DNA banking is especially important in this regard where company closure, mergers and changes of direction are common. No formal contractual and other proprietary documents have been developed to secure the safety, privacy, and confidentiality of DNA samples banked on behalf of individuals, living or dead. Questions relating to the heritability of such samples remain unsolved and research use of such samples remain possible without legitimate consent. Reilly (19) has identified at least 4 operating kinds of DNA banks in the United States:
1. Academically-based repositories largely for research purposes.
2. Commercial DNA banking services for both researchers and individuals.
3. State-based DNA forensic banks for assistance in the resolution of violent crime.
4. DNA banks in the military for the identification of human remains.
Reilly (19) has also emphasized key privacy issues including the assumption of control of a DNA sample upon the death of a depositor, right of access by relatives, and questions concerning the disposition of the sample upon dissolution of the company. In commerce today, at least in the United States, there is DNA banking, as well as storage of DNA personal and family data in settings in which the profit motive is king and in which a potential threat exists to an individual's right of privacy.
In the development of legislation that incorporates all the implications of genetic testing including privacy, confidentiality, and genetic discrimination, self-evident ethical principles need to be applied (20, 21). Fundamentally beneficent in its orientation, any such legislation should guarantee the respect and dignity that should be accorded every human being and the inviolability of the human body and the integrity of the human species. Eugenic practices including gene selection, gender selection, or selection of physical or racial traits could be banned. Germline gene therapy which might alter the human genome could be banned. Body parts, tissues, or cells should not be the subject of inheritance rights and regulations should be promulgated to prohibit the patenting of such tissues or cells or genomes. The sale of such body parts, cells, or genomes should also be specifically prohibited. Informed consent requirements require establishment and enforcement in the context of genetic studies. Extensive formulation of rules and regulations to secure patient privacy and confidentiality require enactment together with criminal and administrative sanctions relative to anticipated failures in the application of the new knowledge gained from modern genetics.

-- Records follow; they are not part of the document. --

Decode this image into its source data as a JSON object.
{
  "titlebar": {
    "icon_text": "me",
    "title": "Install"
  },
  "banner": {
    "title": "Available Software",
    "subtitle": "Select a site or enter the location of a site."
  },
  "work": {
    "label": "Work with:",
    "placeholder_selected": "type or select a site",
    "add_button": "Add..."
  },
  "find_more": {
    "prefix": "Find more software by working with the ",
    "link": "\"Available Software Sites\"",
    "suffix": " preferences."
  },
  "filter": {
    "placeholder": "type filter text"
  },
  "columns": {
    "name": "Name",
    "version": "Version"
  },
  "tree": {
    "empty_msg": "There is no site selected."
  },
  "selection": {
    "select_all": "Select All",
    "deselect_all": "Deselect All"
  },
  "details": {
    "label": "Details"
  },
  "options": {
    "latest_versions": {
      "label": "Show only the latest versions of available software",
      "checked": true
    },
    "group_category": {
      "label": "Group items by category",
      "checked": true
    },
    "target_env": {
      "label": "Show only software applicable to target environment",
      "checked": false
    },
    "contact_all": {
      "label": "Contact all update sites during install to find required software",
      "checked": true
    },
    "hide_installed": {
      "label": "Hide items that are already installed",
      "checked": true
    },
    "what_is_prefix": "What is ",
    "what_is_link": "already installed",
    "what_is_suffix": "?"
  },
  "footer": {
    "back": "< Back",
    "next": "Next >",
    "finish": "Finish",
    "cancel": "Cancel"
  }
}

Only by virtue of the establishment of laws beneficial to the individual and his or her genetic identity will it be possible to secure the benefits that will continue to accrue from our newly found knowledge.